Exercise objective: For every entry that follows, return the words exactly and omit any picture.

(Interface dataset entries)
——
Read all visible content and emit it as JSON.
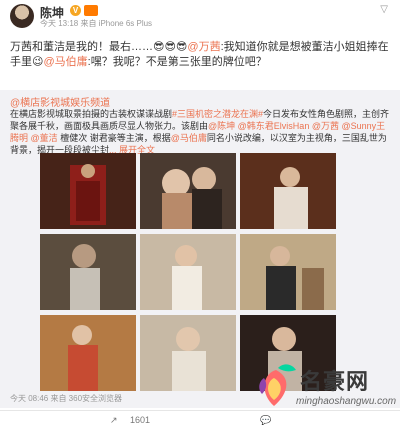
{
  "post": {
    "author": "陈坤",
    "time_device": "今天 13:18 来自 iPhone 6s Plus",
    "text_1": "万茜和董洁是我的！最右……",
    "text_emoji": "😎😎😎",
    "mention_1": "@万茜",
    "text_2": ":我知道你就是想被董洁小姐姐捧在手里",
    "mention_2": "@马伯庸",
    "text_3": ":嘿？我呢？不是第三张里的牌位吧？"
  },
  "repost": {
    "source": "@横店影视城娱乐频道",
    "body_1": "在横店影视城取景拍摄的古装权谋谍战剧",
    "topic": "#三国机密之潜龙在渊#",
    "body_2": "今日发布女性角色剧照，主创齐聚各展千秋，画面极具画质尽显人物张力。该剧由",
    "m1": "@陈坤",
    "m2": "@韩东君ElvisHan",
    "m3": "@万茜",
    "m4": "@Sunny王腾明",
    "m5": "@董洁",
    "body_3": "檀健次 谢君豪等主演，根据",
    "m6": "@马伯庸",
    "body_4": "同名小说改编，以汉室为主视角，三国乱世为背景，揭开一段段被尘封",
    "more": "... 展开全文",
    "time_device": "今天 08:46 来自 360安全浏览器"
  },
  "actions": {
    "share_count": "1601"
  },
  "watermark": {
    "name": "名豪网",
    "url": "minghaoshangwu.com"
  },
  "icons": [
    "v-badge-icon",
    "chevron-down-icon",
    "share-icon",
    "comment-icon"
  ]
}
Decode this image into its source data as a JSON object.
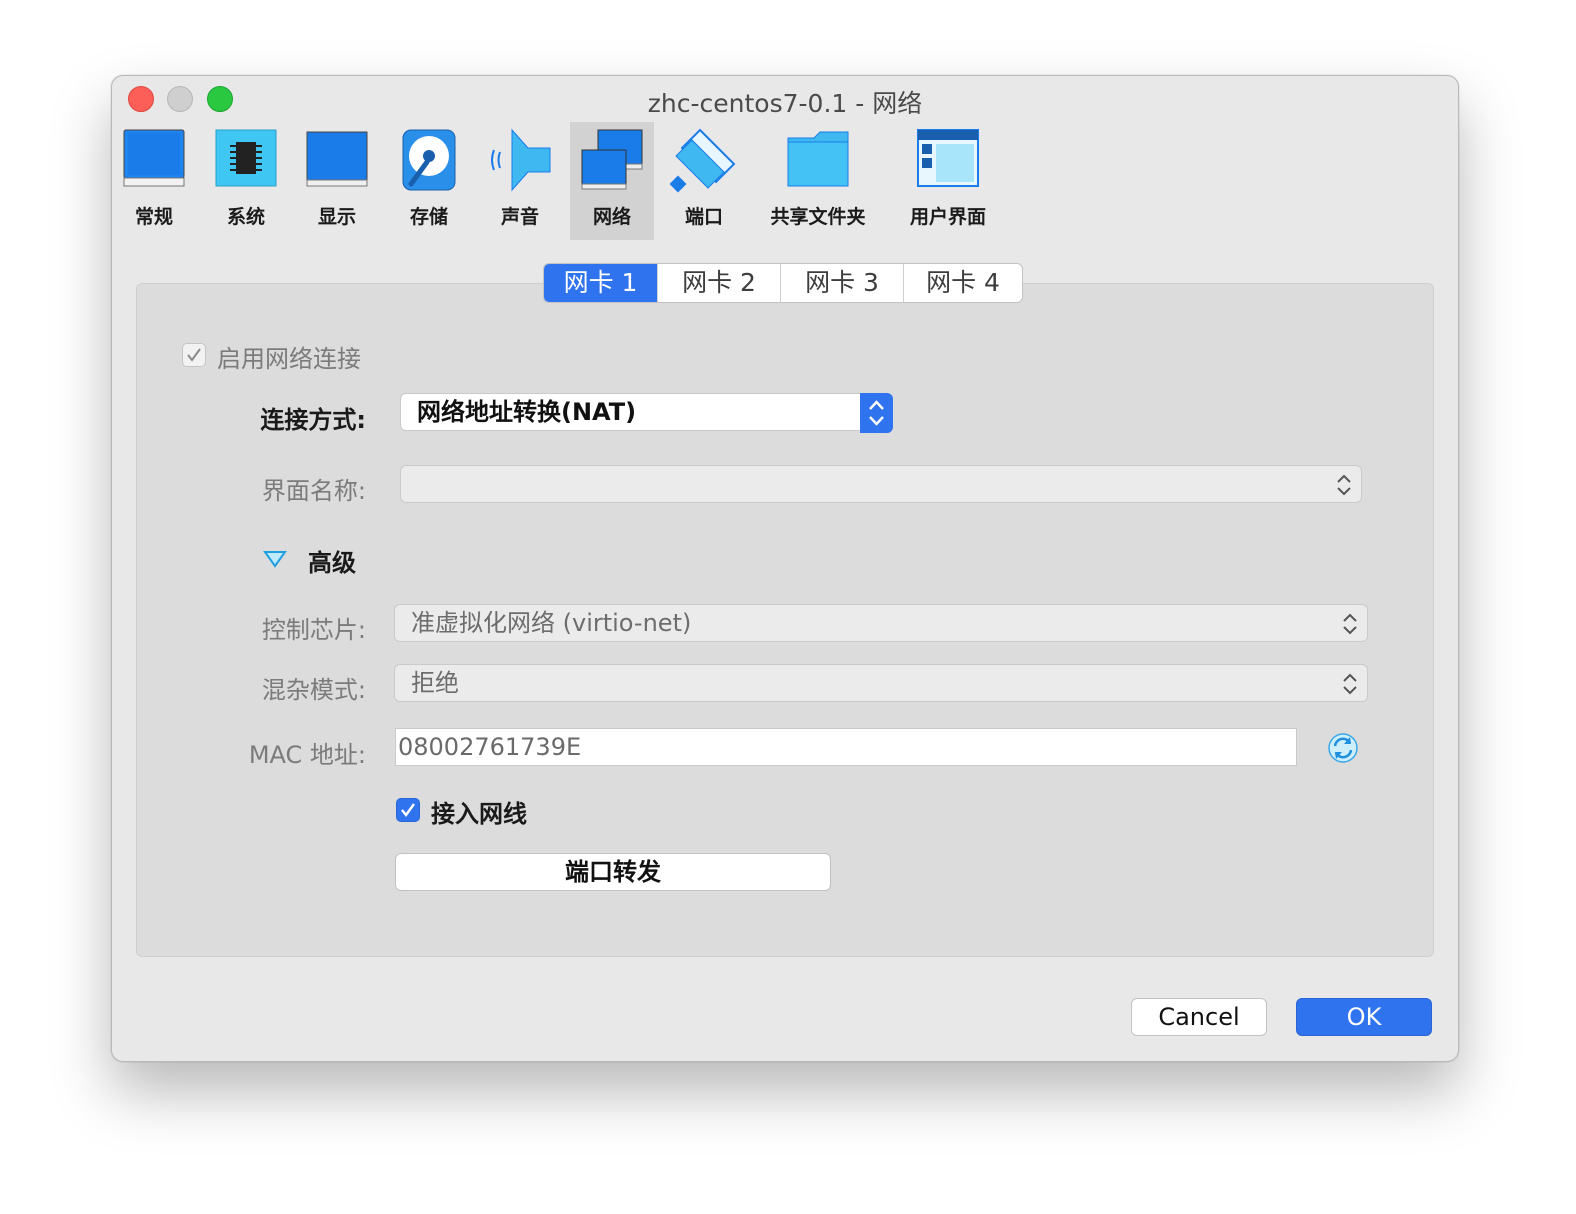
{
  "window": {
    "title": "zhc-centos7-0.1 - 网络"
  },
  "toolbar": {
    "items": [
      {
        "label": "常规",
        "icon": "general-icon"
      },
      {
        "label": "系统",
        "icon": "system-chip-icon"
      },
      {
        "label": "显示",
        "icon": "display-monitor-icon"
      },
      {
        "label": "存储",
        "icon": "storage-disk-icon"
      },
      {
        "label": "声音",
        "icon": "audio-speaker-icon"
      },
      {
        "label": "网络",
        "icon": "network-monitors-icon"
      },
      {
        "label": "端口",
        "icon": "port-connector-icon"
      },
      {
        "label": "共享文件夹",
        "icon": "shared-folder-icon"
      },
      {
        "label": "用户界面",
        "icon": "user-interface-icon"
      }
    ],
    "active": "网络"
  },
  "tabs": [
    "网卡 1",
    "网卡 2",
    "网卡 3",
    "网卡 4"
  ],
  "form": {
    "enable_label": "启用网络连接",
    "attached_label": "连接方式:",
    "attached_value": "网络地址转换(NAT)",
    "name_label": "界面名称:",
    "name_value": "",
    "advanced_label": "高级",
    "adapter_label": "控制芯片:",
    "adapter_value": "准虚拟化网络 (virtio-net)",
    "promisc_label": "混杂模式:",
    "promisc_value": "拒绝",
    "mac_label": "MAC 地址:",
    "mac_value": "08002761739E",
    "cable_label": "接入网线",
    "port_forward_label": "端口转发"
  },
  "buttons": {
    "cancel": "Cancel",
    "ok": "OK"
  },
  "colors": {
    "accent": "#2f73ee",
    "window_bg": "#e8e8e8",
    "panel_bg": "#dcdcdc"
  }
}
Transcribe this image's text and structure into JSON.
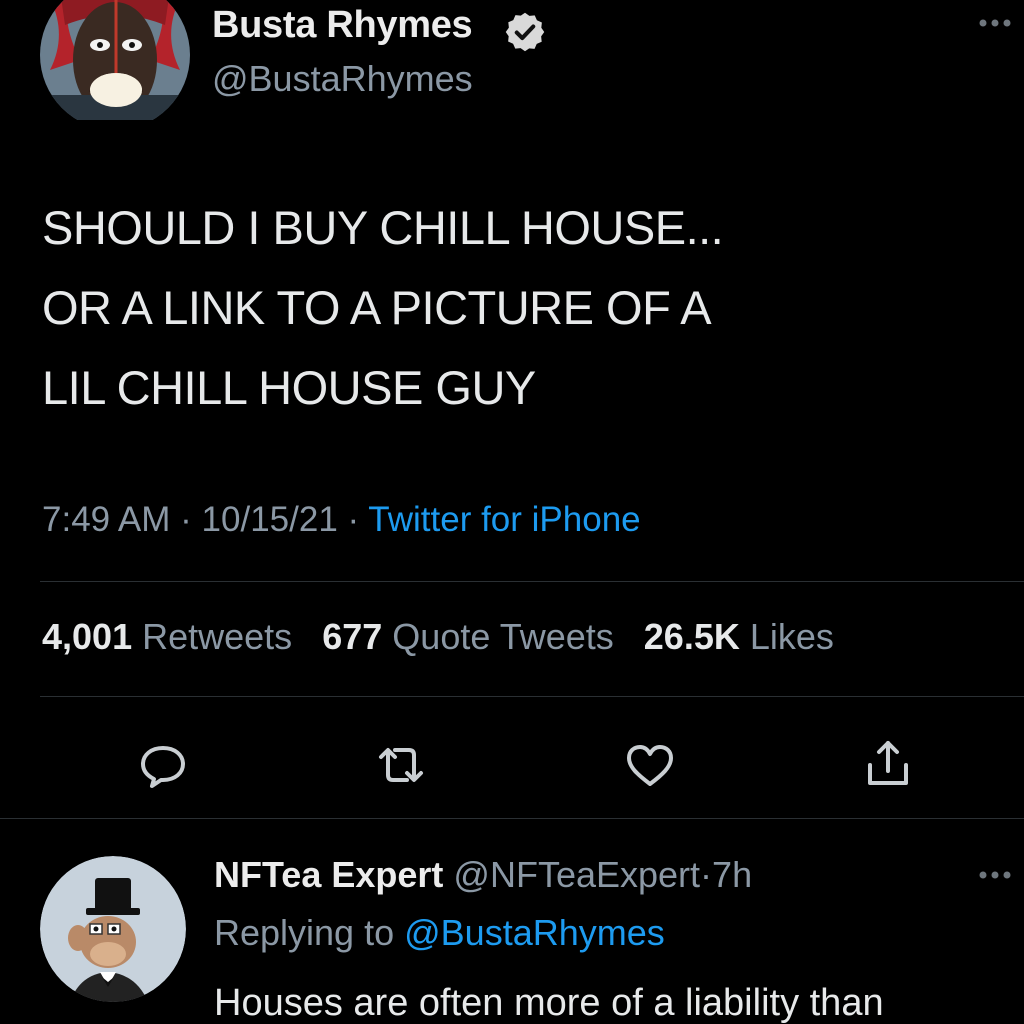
{
  "tweet": {
    "author": {
      "display_name": "Busta Rhymes",
      "handle": "@BustaRhymes",
      "verified": true,
      "avatar_icon": "profile-photo"
    },
    "more_icon": "more-dots-icon",
    "text_lines": [
      "SHOULD I BUY CHILL HOUSE...",
      "OR A LINK TO A PICTURE OF A",
      "LIL CHILL HOUSE GUY"
    ],
    "meta": {
      "time": "7:49 AM",
      "separator": "·",
      "date": "10/15/21",
      "source": "Twitter for iPhone"
    },
    "stats": {
      "retweets_count": "4,001",
      "retweets_label": "Retweets",
      "quotes_count": "677",
      "quotes_label": "Quote Tweets",
      "likes_count": "26.5K",
      "likes_label": "Likes"
    },
    "actions": [
      "reply-icon",
      "retweet-icon",
      "like-icon",
      "share-icon"
    ]
  },
  "reply": {
    "display_name": "NFTea Expert",
    "handle": "@NFTeaExpert",
    "separator": "·",
    "time": "7h",
    "replying_label": "Replying to",
    "replying_to": "@BustaRhymes",
    "text": "Houses are often more of a liability than"
  },
  "colors": {
    "background": "#000000",
    "text_primary": "#e7e9ea",
    "text_secondary": "#8b98a5",
    "accent": "#1d9bf0",
    "divider": "#2a2f33"
  }
}
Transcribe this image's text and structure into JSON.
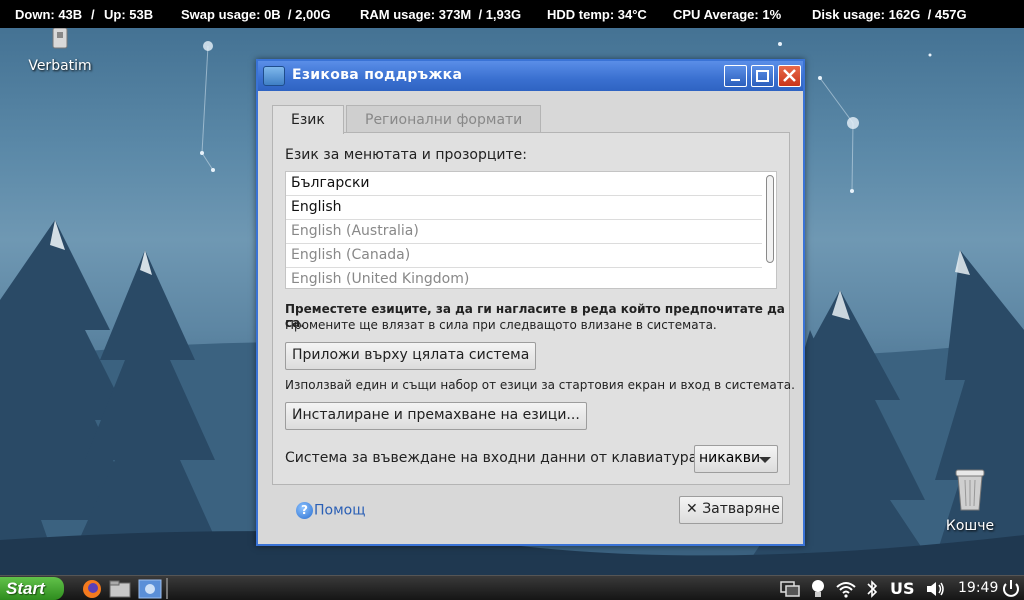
{
  "conky": {
    "down": "Down: 43B",
    "up": "Up: 53B",
    "swap": "Swap usage: 0B  / 2,00G",
    "ram": "RAM usage: 373M  / 1,93G",
    "hdd": "HDD temp: 34°C",
    "cpu": "CPU Average: 1%",
    "disk": "Disk usage: 162G  / 457G",
    "sep": "/"
  },
  "desktop": {
    "usb_label": "Verbatim",
    "trash_label": "Кошче"
  },
  "window": {
    "title": "Езикова поддръжка",
    "tabs": [
      "Език",
      "Регионални формати"
    ],
    "menu_language_label": "Език за менютата и прозорците:",
    "languages": [
      {
        "name": "Български",
        "enabled": true
      },
      {
        "name": "English",
        "enabled": true
      },
      {
        "name": "English (Australia)",
        "enabled": false
      },
      {
        "name": "English (Canada)",
        "enabled": false
      },
      {
        "name": "English (United Kingdom)",
        "enabled": false
      }
    ],
    "drag_hint": "Преместете езиците, за да ги нагласите в реда който предпочитате да са.",
    "effect_hint": "Промените ще влязат в сила при следващото влизане в системата.",
    "apply_button": "Приложи върху цялата система",
    "same_set_hint": "Използвай един и същи набор от езици за стартовия екран и вход в системата.",
    "install_button": "Инсталиране и премахване на езици...",
    "input_method_label": "Система за въвеждане на входни данни от клавиатурата:",
    "input_method_value": "никакви",
    "help_label": "Помощ",
    "close_label": "Затваряне"
  },
  "taskbar": {
    "start_label": "Start",
    "keyboard_layout": "US",
    "clock": "19:49"
  },
  "colors": {
    "titlebar": "#3a70d0",
    "start": "#3fa82e",
    "conky_bg": "#000000"
  }
}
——
Worked solution:
Read all visible content and emit it as JSON.
{
  "post": {
    "author": "陈坤",
    "time_device": "今天 13:18 来自 iPhone 6s Plus",
    "text_1": "万茜和董洁是我的！最右……",
    "text_emoji": "😎😎😎",
    "mention_1": "@万茜",
    "text_2": ":我知道你就是想被董洁小姐姐捧在手里",
    "mention_2": "@马伯庸",
    "text_3": ":嘿？我呢？不是第三张里的牌位吧？"
  },
  "repost": {
    "source": "@横店影视城娱乐频道",
    "body_1": "在横店影视城取景拍摄的古装权谋谍战剧",
    "topic": "#三国机密之潜龙在渊#",
    "body_2": "今日发布女性角色剧照，主创齐聚各展千秋，画面极具画质尽显人物张力。该剧由",
    "m1": "@陈坤",
    "m2": "@韩东君ElvisHan",
    "m3": "@万茜",
    "m4": "@Sunny王腾明",
    "m5": "@董洁",
    "body_3": "檀健次 谢君豪等主演，根据",
    "m6": "@马伯庸",
    "body_4": "同名小说改编，以汉室为主视角，三国乱世为背景，揭开一段段被尘封",
    "more": "... 展开全文",
    "time_device": "今天 08:46 来自 360安全浏览器"
  },
  "actions": {
    "share_count": "1601"
  },
  "watermark": {
    "name": "名豪网",
    "url": "minghaoshangwu.com"
  },
  "icons": [
    "v-badge-icon",
    "chevron-down-icon",
    "share-icon",
    "comment-icon"
  ]
}
Decode this image into its source data as a JSON object.
{
  "window": {
    "title": "zhc-centos7-0.1 - 网络"
  },
  "toolbar": {
    "items": [
      {
        "label": "常规",
        "icon": "general-icon"
      },
      {
        "label": "系统",
        "icon": "system-chip-icon"
      },
      {
        "label": "显示",
        "icon": "display-monitor-icon"
      },
      {
        "label": "存储",
        "icon": "storage-disk-icon"
      },
      {
        "label": "声音",
        "icon": "audio-speaker-icon"
      },
      {
        "label": "网络",
        "icon": "network-monitors-icon"
      },
      {
        "label": "端口",
        "icon": "port-connector-icon"
      },
      {
        "label": "共享文件夹",
        "icon": "shared-folder-icon"
      },
      {
        "label": "用户界面",
        "icon": "user-interface-icon"
      }
    ],
    "active": "网络"
  },
  "tabs": [
    "网卡 1",
    "网卡 2",
    "网卡 3",
    "网卡 4"
  ],
  "form": {
    "enable_label": "启用网络连接",
    "attached_label": "连接方式:",
    "attached_value": "网络地址转换(NAT)",
    "name_label": "界面名称:",
    "name_value": "",
    "advanced_label": "高级",
    "adapter_label": "控制芯片:",
    "adapter_value": "准虚拟化网络 (virtio-net)",
    "promisc_label": "混杂模式:",
    "promisc_value": "拒绝",
    "mac_label": "MAC 地址:",
    "mac_value": "08002761739E",
    "cable_label": "接入网线",
    "port_forward_label": "端口转发"
  },
  "buttons": {
    "cancel": "Cancel",
    "ok": "OK"
  },
  "colors": {
    "accent": "#2f73ee",
    "window_bg": "#e8e8e8",
    "panel_bg": "#dcdcdc"
  }
}
Transcribe this image's text and structure into JSON.
{
  "tweet": {
    "author": {
      "display_name": "Busta Rhymes",
      "handle": "@BustaRhymes",
      "verified": true,
      "avatar_icon": "profile-photo"
    },
    "more_icon": "more-dots-icon",
    "text_lines": [
      "SHOULD I BUY CHILL HOUSE...",
      "OR A LINK TO A PICTURE OF A",
      "LIL CHILL HOUSE GUY"
    ],
    "meta": {
      "time": "7:49 AM",
      "separator": "·",
      "date": "10/15/21",
      "source": "Twitter for iPhone"
    },
    "stats": {
      "retweets_count": "4,001",
      "retweets_label": "Retweets",
      "quotes_count": "677",
      "quotes_label": "Quote Tweets",
      "likes_count": "26.5K",
      "likes_label": "Likes"
    },
    "actions": [
      "reply-icon",
      "retweet-icon",
      "like-icon",
      "share-icon"
    ]
  },
  "reply": {
    "display_name": "NFTea Expert",
    "handle": "@NFTeaExpert",
    "separator": "·",
    "time": "7h",
    "replying_label": "Replying to",
    "replying_to": "@BustaRhymes",
    "text": "Houses are often more of a liability than"
  },
  "colors": {
    "background": "#000000",
    "text_primary": "#e7e9ea",
    "text_secondary": "#8b98a5",
    "accent": "#1d9bf0",
    "divider": "#2a2f33"
  }
}
Transcribe this image's text and structure into JSON.
{
  "conky": {
    "down": "Down: 43B",
    "up": "Up: 53B",
    "swap": "Swap usage: 0B  / 2,00G",
    "ram": "RAM usage: 373M  / 1,93G",
    "hdd": "HDD temp: 34°C",
    "cpu": "CPU Average: 1%",
    "disk": "Disk usage: 162G  / 457G",
    "sep": "/"
  },
  "desktop": {
    "usb_label": "Verbatim",
    "trash_label": "Кошче"
  },
  "window": {
    "title": "Езикова поддръжка",
    "tabs": [
      "Език",
      "Регионални формати"
    ],
    "menu_language_label": "Език за менютата и прозорците:",
    "languages": [
      {
        "name": "Български",
        "enabled": true
      },
      {
        "name": "English",
        "enabled": true
      },
      {
        "name": "English (Australia)",
        "enabled": false
      },
      {
        "name": "English (Canada)",
        "enabled": false
      },
      {
        "name": "English (United Kingdom)",
        "enabled": false
      }
    ],
    "drag_hint": "Преместете езиците, за да ги нагласите в реда който предпочитате да са.",
    "effect_hint": "Промените ще влязат в сила при следващото влизане в системата.",
    "apply_button": "Приложи върху цялата система",
    "same_set_hint": "Използвай един и същи набор от езици за стартовия екран и вход в системата.",
    "install_button": "Инсталиране и премахване на езици...",
    "input_method_label": "Система за въвеждане на входни данни от клавиатурата:",
    "input_method_value": "никакви",
    "help_label": "Помощ",
    "close_label": "Затваряне"
  },
  "taskbar": {
    "start_label": "Start",
    "keyboard_layout": "US",
    "clock": "19:49"
  },
  "colors": {
    "titlebar": "#3a70d0",
    "start": "#3fa82e",
    "conky_bg": "#000000"
  }
}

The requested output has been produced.